§ **About this exercise**:
Your answer should reproduce the full set of records exactly as given.

§ **Extracted entries**:

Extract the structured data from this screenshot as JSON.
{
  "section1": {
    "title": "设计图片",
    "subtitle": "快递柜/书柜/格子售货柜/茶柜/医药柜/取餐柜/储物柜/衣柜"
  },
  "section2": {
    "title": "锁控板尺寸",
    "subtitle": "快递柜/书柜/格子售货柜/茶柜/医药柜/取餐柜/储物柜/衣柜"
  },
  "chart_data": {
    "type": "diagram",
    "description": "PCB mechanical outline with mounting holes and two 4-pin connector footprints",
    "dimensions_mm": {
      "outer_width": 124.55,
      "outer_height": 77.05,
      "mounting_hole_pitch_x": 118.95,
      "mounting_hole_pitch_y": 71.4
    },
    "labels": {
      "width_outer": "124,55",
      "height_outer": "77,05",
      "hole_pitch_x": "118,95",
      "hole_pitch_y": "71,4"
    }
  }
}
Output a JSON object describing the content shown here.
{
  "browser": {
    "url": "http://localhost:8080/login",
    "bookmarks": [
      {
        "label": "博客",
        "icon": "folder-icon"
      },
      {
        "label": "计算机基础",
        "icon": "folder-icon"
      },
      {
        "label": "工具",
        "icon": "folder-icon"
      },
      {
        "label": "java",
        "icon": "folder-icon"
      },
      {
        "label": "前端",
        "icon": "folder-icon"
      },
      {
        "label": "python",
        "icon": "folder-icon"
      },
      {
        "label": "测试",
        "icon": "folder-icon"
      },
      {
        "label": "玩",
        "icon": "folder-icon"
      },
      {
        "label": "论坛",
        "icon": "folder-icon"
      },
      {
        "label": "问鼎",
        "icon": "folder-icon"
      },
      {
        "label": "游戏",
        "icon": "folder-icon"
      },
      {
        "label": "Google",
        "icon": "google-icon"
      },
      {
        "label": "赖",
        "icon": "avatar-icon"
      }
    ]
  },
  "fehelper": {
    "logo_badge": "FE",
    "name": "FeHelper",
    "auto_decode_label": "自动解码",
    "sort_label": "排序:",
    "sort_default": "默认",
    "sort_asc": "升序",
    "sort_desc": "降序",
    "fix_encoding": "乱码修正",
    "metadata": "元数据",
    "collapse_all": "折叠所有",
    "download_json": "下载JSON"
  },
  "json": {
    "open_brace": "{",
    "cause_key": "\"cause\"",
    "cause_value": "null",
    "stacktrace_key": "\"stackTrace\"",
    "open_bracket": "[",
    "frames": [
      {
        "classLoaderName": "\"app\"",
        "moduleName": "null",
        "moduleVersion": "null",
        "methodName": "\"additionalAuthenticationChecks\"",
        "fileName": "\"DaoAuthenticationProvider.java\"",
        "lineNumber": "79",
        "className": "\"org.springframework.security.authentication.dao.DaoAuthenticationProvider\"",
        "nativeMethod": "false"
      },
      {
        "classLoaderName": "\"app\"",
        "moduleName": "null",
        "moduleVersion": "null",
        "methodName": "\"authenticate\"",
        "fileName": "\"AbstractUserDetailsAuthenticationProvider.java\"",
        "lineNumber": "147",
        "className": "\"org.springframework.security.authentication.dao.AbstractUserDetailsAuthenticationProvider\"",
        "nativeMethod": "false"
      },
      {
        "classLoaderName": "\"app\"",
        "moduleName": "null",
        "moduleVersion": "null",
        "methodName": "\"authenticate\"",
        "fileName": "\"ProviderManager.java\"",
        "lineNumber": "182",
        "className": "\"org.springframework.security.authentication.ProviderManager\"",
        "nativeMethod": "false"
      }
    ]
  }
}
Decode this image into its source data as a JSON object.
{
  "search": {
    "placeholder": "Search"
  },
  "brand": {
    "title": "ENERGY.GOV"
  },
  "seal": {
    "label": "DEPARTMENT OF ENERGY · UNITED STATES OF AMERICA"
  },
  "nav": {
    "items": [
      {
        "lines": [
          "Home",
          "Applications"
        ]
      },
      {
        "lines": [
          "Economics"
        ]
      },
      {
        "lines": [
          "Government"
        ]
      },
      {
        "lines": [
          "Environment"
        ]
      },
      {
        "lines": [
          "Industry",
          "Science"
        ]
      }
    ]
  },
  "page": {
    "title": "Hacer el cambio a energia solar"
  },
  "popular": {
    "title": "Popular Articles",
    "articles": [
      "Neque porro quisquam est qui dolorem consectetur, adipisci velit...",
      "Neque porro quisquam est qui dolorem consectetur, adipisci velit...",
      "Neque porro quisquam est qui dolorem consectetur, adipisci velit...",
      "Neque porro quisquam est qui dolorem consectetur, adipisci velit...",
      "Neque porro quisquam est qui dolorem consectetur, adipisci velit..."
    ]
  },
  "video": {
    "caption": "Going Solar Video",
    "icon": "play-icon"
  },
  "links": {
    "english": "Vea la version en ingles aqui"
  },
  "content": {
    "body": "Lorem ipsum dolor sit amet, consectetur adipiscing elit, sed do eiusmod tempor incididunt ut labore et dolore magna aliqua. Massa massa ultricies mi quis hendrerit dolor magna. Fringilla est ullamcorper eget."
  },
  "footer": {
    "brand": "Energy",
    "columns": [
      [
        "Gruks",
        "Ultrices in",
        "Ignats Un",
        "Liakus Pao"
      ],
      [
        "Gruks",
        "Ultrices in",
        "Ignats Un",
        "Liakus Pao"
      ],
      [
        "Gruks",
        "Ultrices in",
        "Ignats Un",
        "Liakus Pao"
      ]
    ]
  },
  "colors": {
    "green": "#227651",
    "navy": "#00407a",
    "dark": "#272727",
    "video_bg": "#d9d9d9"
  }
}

§ **Completed exercise**:
Extract the structured data from this screenshot as JSON.
{
  "section1": {
    "title": "设计图片",
    "subtitle": "快递柜/书柜/格子售货柜/茶柜/医药柜/取餐柜/储物柜/衣柜"
  },
  "section2": {
    "title": "锁控板尺寸",
    "subtitle": "快递柜/书柜/格子售货柜/茶柜/医药柜/取餐柜/储物柜/衣柜"
  },
  "chart_data": {
    "type": "diagram",
    "description": "PCB mechanical outline with mounting holes and two 4-pin connector footprints",
    "dimensions_mm": {
      "outer_width": 124.55,
      "outer_height": 77.05,
      "mounting_hole_pitch_x": 118.95,
      "mounting_hole_pitch_y": 71.4
    },
    "labels": {
      "width_outer": "124,55",
      "height_outer": "77,05",
      "hole_pitch_x": "118,95",
      "hole_pitch_y": "71,4"
    }
  }
}
Output a JSON object describing the content shown here.
{
  "browser": {
    "url": "http://localhost:8080/login",
    "bookmarks": [
      {
        "label": "博客",
        "icon": "folder-icon"
      },
      {
        "label": "计算机基础",
        "icon": "folder-icon"
      },
      {
        "label": "工具",
        "icon": "folder-icon"
      },
      {
        "label": "java",
        "icon": "folder-icon"
      },
      {
        "label": "前端",
        "icon": "folder-icon"
      },
      {
        "label": "python",
        "icon": "folder-icon"
      },
      {
        "label": "测试",
        "icon": "folder-icon"
      },
      {
        "label": "玩",
        "icon": "folder-icon"
      },
      {
        "label": "论坛",
        "icon": "folder-icon"
      },
      {
        "label": "问鼎",
        "icon": "folder-icon"
      },
      {
        "label": "游戏",
        "icon": "folder-icon"
      },
      {
        "label": "Google",
        "icon": "google-icon"
      },
      {
        "label": "赖",
        "icon": "avatar-icon"
      }
    ]
  },
  "fehelper": {
    "logo_badge": "FE",
    "name": "FeHelper",
    "auto_decode_label": "自动解码",
    "sort_label": "排序:",
    "sort_default": "默认",
    "sort_asc": "升序",
    "sort_desc": "降序",
    "fix_encoding": "乱码修正",
    "metadata": "元数据",
    "collapse_all": "折叠所有",
    "download_json": "下载JSON"
  },
  "json": {
    "open_brace": "{",
    "cause_key": "\"cause\"",
    "cause_value": "null",
    "stacktrace_key": "\"stackTrace\"",
    "open_bracket": "[",
    "frames": [
      {
        "classLoaderName": "\"app\"",
        "moduleName": "null",
        "moduleVersion": "null",
        "methodName": "\"additionalAuthenticationChecks\"",
        "fileName": "\"DaoAuthenticationProvider.java\"",
        "lineNumber": "79",
        "className": "\"org.springframework.security.authentication.dao.DaoAuthenticationProvider\"",
        "nativeMethod": "false"
      },
      {
        "classLoaderName": "\"app\"",
        "moduleName": "null",
        "moduleVersion": "null",
        "methodName": "\"authenticate\"",
        "fileName": "\"AbstractUserDetailsAuthenticationProvider.java\"",
        "lineNumber": "147",
        "className": "\"org.springframework.security.authentication.dao.AbstractUserDetailsAuthenticationProvider\"",
        "nativeMethod": "false"
      },
      {
        "classLoaderName": "\"app\"",
        "moduleName": "null",
        "moduleVersion": "null",
        "methodName": "\"authenticate\"",
        "fileName": "\"ProviderManager.java\"",
        "lineNumber": "182",
        "className": "\"org.springframework.security.authentication.ProviderManager\"",
        "nativeMethod": "false"
      }
    ]
  }
}
Decode this image into its source data as a JSON object.
{
  "search": {
    "placeholder": "Search"
  },
  "brand": {
    "title": "ENERGY.GOV"
  },
  "seal": {
    "label": "DEPARTMENT OF ENERGY · UNITED STATES OF AMERICA"
  },
  "nav": {
    "items": [
      {
        "lines": [
          "Home",
          "Applications"
        ]
      },
      {
        "lines": [
          "Economics"
        ]
      },
      {
        "lines": [
          "Government"
        ]
      },
      {
        "lines": [
          "Environment"
        ]
      },
      {
        "lines": [
          "Industry",
          "Science"
        ]
      }
    ]
  },
  "page": {
    "title": "Hacer el cambio a energia solar"
  },
  "popular": {
    "title": "Popular Articles",
    "articles": [
      "Neque porro quisquam est qui dolorem consectetur, adipisci velit...",
      "Neque porro quisquam est qui dolorem consectetur, adipisci velit...",
      "Neque porro quisquam est qui dolorem consectetur, adipisci velit...",
      "Neque porro quisquam est qui dolorem consectetur, adipisci velit...",
      "Neque porro quisquam est qui dolorem consectetur, adipisci velit..."
    ]
  },
  "video": {
    "caption": "Going Solar Video",
    "icon": "play-icon"
  },
  "links": {
    "english": "Vea la version en ingles aqui"
  },
  "content": {
    "body": "Lorem ipsum dolor sit amet, consectetur adipiscing elit, sed do eiusmod tempor incididunt ut labore et dolore magna aliqua. Massa massa ultricies mi quis hendrerit dolor magna. Fringilla est ullamcorper eget."
  },
  "footer": {
    "brand": "Energy",
    "columns": [
      [
        "Gruks",
        "Ultrices in",
        "Ignats Un",
        "Liakus Pao"
      ],
      [
        "Gruks",
        "Ultrices in",
        "Ignats Un",
        "Liakus Pao"
      ],
      [
        "Gruks",
        "Ultrices in",
        "Ignats Un",
        "Liakus Pao"
      ]
    ]
  },
  "colors": {
    "green": "#227651",
    "navy": "#00407a",
    "dark": "#272727",
    "video_bg": "#d9d9d9"
  }
}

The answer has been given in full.